▸ **Task goal**:
Using the data below, return every line that holds the word "caption".

[Records from a data source]
------------
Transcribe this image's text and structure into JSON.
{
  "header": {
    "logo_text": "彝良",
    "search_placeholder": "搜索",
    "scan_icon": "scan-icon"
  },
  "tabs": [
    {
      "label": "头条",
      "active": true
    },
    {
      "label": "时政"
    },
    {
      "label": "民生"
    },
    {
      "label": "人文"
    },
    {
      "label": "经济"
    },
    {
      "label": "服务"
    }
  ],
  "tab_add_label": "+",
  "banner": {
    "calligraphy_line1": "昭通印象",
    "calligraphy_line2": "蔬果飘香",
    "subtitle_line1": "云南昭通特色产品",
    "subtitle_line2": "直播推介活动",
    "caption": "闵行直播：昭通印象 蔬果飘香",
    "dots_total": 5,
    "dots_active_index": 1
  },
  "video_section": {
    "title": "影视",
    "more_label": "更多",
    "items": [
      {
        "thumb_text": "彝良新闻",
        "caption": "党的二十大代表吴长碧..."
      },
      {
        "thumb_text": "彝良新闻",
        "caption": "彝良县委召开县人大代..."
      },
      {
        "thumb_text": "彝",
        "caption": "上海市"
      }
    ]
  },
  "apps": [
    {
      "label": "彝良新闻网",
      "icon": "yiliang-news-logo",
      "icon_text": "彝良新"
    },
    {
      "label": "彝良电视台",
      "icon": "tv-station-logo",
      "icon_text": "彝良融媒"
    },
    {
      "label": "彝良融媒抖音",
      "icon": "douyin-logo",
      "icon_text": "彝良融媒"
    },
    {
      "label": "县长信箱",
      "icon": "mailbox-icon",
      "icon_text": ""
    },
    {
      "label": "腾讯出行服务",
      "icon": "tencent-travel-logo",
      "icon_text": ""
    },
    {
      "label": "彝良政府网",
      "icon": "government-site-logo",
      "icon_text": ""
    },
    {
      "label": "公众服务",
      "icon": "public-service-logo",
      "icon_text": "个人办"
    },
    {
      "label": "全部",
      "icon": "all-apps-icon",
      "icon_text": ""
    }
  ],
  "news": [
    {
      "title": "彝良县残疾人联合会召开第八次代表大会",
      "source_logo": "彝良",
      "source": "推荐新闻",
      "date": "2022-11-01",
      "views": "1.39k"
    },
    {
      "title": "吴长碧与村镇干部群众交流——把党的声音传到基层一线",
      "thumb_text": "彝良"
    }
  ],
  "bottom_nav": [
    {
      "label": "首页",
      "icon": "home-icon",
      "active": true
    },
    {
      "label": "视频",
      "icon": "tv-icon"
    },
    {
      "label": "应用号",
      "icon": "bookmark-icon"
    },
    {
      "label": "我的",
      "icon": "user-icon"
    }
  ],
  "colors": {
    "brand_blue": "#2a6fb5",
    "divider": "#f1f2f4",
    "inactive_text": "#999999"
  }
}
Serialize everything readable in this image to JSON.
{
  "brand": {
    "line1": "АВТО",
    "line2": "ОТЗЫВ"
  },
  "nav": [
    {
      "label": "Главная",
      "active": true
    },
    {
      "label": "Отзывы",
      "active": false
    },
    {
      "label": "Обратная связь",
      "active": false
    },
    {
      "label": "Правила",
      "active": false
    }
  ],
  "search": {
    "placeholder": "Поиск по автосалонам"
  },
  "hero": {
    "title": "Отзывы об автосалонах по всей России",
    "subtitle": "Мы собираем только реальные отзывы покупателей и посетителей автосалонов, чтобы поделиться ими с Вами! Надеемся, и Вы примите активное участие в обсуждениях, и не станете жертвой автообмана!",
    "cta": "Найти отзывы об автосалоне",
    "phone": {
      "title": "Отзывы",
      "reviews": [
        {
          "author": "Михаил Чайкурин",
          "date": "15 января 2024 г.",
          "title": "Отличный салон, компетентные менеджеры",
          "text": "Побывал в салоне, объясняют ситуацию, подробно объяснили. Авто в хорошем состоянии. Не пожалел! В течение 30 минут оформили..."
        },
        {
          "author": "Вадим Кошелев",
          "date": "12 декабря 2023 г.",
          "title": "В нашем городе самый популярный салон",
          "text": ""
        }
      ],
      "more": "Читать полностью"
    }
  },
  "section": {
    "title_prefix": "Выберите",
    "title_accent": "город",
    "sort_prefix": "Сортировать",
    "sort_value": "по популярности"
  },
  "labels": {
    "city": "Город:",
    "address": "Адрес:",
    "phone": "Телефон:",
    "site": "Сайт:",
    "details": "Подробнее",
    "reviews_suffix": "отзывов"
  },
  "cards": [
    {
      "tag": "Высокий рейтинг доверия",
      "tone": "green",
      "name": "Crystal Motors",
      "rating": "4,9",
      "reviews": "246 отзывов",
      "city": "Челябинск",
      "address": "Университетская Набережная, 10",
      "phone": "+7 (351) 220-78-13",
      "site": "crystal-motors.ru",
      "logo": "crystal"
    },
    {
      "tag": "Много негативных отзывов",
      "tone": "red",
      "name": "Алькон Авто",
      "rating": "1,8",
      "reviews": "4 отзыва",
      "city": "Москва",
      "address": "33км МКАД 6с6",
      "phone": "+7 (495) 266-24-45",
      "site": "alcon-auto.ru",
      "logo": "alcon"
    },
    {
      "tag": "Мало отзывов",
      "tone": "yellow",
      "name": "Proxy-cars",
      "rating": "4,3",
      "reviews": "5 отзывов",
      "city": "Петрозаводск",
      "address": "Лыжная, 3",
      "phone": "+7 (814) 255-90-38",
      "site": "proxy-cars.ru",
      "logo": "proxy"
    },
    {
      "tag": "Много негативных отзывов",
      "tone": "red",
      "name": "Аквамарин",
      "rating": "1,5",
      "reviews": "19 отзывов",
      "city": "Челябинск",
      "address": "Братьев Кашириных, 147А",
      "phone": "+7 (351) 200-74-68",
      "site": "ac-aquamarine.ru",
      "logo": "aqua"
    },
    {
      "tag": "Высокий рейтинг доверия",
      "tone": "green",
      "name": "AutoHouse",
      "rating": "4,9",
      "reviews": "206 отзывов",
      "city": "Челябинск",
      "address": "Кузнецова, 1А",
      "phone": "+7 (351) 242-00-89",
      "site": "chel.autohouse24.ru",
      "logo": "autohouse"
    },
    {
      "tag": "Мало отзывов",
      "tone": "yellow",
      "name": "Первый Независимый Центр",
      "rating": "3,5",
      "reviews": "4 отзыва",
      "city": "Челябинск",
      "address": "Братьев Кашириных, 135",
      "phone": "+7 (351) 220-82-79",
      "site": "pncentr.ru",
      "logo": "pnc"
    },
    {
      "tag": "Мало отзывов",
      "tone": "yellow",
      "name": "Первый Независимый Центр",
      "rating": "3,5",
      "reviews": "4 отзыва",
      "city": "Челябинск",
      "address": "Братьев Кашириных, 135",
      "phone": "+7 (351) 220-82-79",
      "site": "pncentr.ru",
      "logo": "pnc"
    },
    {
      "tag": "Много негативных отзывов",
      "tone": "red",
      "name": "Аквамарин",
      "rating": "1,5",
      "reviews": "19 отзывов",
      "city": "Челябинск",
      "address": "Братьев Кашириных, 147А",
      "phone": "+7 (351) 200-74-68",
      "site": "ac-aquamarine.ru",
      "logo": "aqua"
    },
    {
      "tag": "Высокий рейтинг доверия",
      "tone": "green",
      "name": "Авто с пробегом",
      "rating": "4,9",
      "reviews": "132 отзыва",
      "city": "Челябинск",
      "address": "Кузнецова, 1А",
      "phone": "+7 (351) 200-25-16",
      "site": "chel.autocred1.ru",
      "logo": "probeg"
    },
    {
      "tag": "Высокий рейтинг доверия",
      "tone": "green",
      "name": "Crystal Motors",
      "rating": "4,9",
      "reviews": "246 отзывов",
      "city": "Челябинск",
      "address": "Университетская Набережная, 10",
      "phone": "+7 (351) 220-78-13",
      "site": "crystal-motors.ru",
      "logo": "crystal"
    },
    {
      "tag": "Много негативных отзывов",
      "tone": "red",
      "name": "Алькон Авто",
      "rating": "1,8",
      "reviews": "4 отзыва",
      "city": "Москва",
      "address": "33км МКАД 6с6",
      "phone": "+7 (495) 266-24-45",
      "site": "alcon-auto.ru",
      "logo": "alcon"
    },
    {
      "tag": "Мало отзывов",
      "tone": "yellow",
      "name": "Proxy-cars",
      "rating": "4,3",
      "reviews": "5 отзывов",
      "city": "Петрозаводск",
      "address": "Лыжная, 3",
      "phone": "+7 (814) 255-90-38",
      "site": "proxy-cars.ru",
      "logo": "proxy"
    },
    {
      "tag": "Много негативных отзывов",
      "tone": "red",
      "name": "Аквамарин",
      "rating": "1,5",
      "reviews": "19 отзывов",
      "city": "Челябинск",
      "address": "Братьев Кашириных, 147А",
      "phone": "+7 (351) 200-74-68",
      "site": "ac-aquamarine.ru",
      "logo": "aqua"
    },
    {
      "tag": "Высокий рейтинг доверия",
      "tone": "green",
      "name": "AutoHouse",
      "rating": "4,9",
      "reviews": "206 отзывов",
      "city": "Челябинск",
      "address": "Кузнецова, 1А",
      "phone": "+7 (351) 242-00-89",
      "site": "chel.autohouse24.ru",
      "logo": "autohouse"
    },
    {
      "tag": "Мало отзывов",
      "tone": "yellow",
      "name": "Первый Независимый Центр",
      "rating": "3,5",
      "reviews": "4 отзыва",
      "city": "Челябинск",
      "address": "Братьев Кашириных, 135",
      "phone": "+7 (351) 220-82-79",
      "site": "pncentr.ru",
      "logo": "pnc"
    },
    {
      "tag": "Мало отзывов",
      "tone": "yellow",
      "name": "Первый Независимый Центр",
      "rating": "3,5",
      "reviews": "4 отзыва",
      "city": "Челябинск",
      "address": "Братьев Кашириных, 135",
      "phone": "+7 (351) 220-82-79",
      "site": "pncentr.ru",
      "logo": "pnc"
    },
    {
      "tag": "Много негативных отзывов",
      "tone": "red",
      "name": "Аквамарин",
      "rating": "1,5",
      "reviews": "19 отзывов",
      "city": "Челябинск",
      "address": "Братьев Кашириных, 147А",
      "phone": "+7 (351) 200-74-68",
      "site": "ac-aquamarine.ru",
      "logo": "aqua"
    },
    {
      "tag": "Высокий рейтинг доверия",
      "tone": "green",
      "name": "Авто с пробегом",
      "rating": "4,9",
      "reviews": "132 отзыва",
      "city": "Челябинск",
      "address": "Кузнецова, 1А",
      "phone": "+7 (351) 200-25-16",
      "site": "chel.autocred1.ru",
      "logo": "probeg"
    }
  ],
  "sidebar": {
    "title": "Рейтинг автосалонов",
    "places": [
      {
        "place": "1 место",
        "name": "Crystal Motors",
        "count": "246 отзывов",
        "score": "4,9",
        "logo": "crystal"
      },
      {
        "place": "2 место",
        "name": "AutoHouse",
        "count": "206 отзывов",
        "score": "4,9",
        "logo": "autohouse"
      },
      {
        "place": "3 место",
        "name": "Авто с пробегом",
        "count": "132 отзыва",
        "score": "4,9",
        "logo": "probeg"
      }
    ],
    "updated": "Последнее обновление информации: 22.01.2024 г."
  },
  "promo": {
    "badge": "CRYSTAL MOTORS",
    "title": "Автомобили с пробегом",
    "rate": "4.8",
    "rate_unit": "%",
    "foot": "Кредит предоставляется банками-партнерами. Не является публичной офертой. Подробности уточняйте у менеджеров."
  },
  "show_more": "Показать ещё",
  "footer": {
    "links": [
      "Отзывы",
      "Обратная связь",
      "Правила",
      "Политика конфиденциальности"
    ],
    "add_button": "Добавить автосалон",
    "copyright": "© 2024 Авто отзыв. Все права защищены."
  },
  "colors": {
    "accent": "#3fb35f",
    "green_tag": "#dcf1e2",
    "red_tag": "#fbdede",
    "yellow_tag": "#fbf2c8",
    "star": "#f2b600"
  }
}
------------
▸ **Output for this task**:
    "caption": "闵行直播：昭通印象 蔬果飘香",
        "caption": "党的二十大代表吴长碧..."
        "caption": "彝良县委召开县人大代..."
        "caption": "上海市"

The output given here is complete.